There is only one chance to get this right. Other communities which have built courthouses outside their downtown areas have regretted it.

WHY IS A TEMPORARY COURTHOUSE BEING CONSTRUCTED IN CRESTWOOD?  

Neither the Project Development Board, nor the Judge-Executive chose the location for a temporary courthouse. The Administrative Office of the Courts was approached by the City of Crestwood after Crestwood purchased the former IGA building in Crestwood. Although LaGrange did not have a building available large enough to accommodate all court functions, consideration was given to splitting court functions between two buildings in LaGrange. That choice was declined in favor of using a single building, the IGA building in Crestwood. The cost for remodeling the IGA building is being split by AOC and the City of Crestwood. 

WILL THE NEW COURTHOUSE INCLUDE ARTIFACTS FROM THE EXISTING COURTHOUSE?  

The Project Development Board is not putting aside Oldham County history. The Board will work with the Oldham County Historical Society to create a presentation inside the new courthouse which recognizes and celebrates the county’s historical past and includes artifacts from the existing courthouse which can be appropriately displayed. The History Center may also consider other options, including an outside display of the courthouse porch and front doors and possibly more. Ways will be explored to re-purpose any plausible materials inside the courthouse.   

WHAT IS THE SCHEDULE FOR COMPLETION?
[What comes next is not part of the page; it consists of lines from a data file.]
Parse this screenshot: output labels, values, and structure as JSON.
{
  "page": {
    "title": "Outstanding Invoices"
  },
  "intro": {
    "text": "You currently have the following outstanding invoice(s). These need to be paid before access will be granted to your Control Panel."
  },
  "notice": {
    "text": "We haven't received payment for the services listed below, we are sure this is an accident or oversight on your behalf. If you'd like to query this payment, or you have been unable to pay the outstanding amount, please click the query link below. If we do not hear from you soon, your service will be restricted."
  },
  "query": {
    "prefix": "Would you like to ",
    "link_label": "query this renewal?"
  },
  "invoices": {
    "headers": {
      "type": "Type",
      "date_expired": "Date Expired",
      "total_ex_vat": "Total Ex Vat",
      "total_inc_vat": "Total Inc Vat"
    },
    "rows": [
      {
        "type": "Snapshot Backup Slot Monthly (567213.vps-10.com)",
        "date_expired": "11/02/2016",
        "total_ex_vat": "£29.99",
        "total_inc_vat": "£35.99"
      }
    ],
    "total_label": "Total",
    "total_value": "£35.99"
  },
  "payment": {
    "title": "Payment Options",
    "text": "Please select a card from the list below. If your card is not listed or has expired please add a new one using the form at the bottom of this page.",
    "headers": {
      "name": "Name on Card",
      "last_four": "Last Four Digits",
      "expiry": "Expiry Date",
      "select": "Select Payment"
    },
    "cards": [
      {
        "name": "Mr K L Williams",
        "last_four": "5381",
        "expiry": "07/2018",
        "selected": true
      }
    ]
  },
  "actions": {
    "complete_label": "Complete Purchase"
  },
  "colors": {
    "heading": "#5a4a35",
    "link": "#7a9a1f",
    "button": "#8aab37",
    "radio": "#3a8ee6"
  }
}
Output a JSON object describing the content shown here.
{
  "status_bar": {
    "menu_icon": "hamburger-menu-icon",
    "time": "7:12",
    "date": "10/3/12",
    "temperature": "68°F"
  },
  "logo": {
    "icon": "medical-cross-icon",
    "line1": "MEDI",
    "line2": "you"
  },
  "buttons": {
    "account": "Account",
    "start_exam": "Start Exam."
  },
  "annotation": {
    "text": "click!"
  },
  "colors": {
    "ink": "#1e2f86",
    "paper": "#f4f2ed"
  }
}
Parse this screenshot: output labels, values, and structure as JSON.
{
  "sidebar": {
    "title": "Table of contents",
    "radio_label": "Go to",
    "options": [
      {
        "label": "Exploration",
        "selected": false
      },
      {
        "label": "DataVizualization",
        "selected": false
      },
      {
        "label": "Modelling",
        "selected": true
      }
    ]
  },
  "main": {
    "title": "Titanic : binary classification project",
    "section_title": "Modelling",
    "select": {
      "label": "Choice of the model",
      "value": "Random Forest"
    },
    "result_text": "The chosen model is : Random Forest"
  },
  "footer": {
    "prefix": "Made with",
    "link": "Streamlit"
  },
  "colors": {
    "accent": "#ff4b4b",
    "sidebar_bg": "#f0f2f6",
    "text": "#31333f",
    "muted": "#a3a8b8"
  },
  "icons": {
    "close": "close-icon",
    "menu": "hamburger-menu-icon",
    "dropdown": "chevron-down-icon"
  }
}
It is anticipated the temporary courthouse in Crestwood will be complete by fall. After staff is moved from the current courthouse, demolition will begin. Prior to demolition, historical artifacts to be saved will be removed. Construction on the new courthouse is expected to take 18 months, with completion slated for the fall of 2022. 

Events that normally take place each year on the courthouse grounds should be able to continue until fall of this year. 

HENRY COUNTY IS REMODELING AND PUTTING AN ADDITION ON ITS COURTHOUSE. WHY CAN’T OLDHAM COUNTY DO THIS? 

In 2014 the Kentucky General Assembly approved funding for the development of a judicial center in Henry County containing approximately 37,500 gross square feet, with 100% court occupancy. The total estimated preliminary project cost is $12,225,000.

Because Oldham is the largest county in the area judicial district, the two-story Oldham County Courthouse will be 52,000 gross square feet - much larger than the court facility in Henry County.

The proposed three story option is 56,000 gross square feet, with no additional office space beyond what is able to be housed in the two story addition. The additional space in the three story addition, precipitated by retaining the 1874 facade and two side walls, was necessary to create different circulation paths for judges, prisoners, juries and the public.

WHO ARE THE PROFESSIONALS ASSISTING WITH THE PROJECT?  

Lexington architects Sherman, Carter and Barnhardt were chosen from eleven applicants. The firm has designed many courthouses in Kentucky.

Wehr Constructors of Louisville has been chosen as the Project Manager and Hilliard Lyons was selected to assist with financing. A construction firm will be determined from bidding later this year.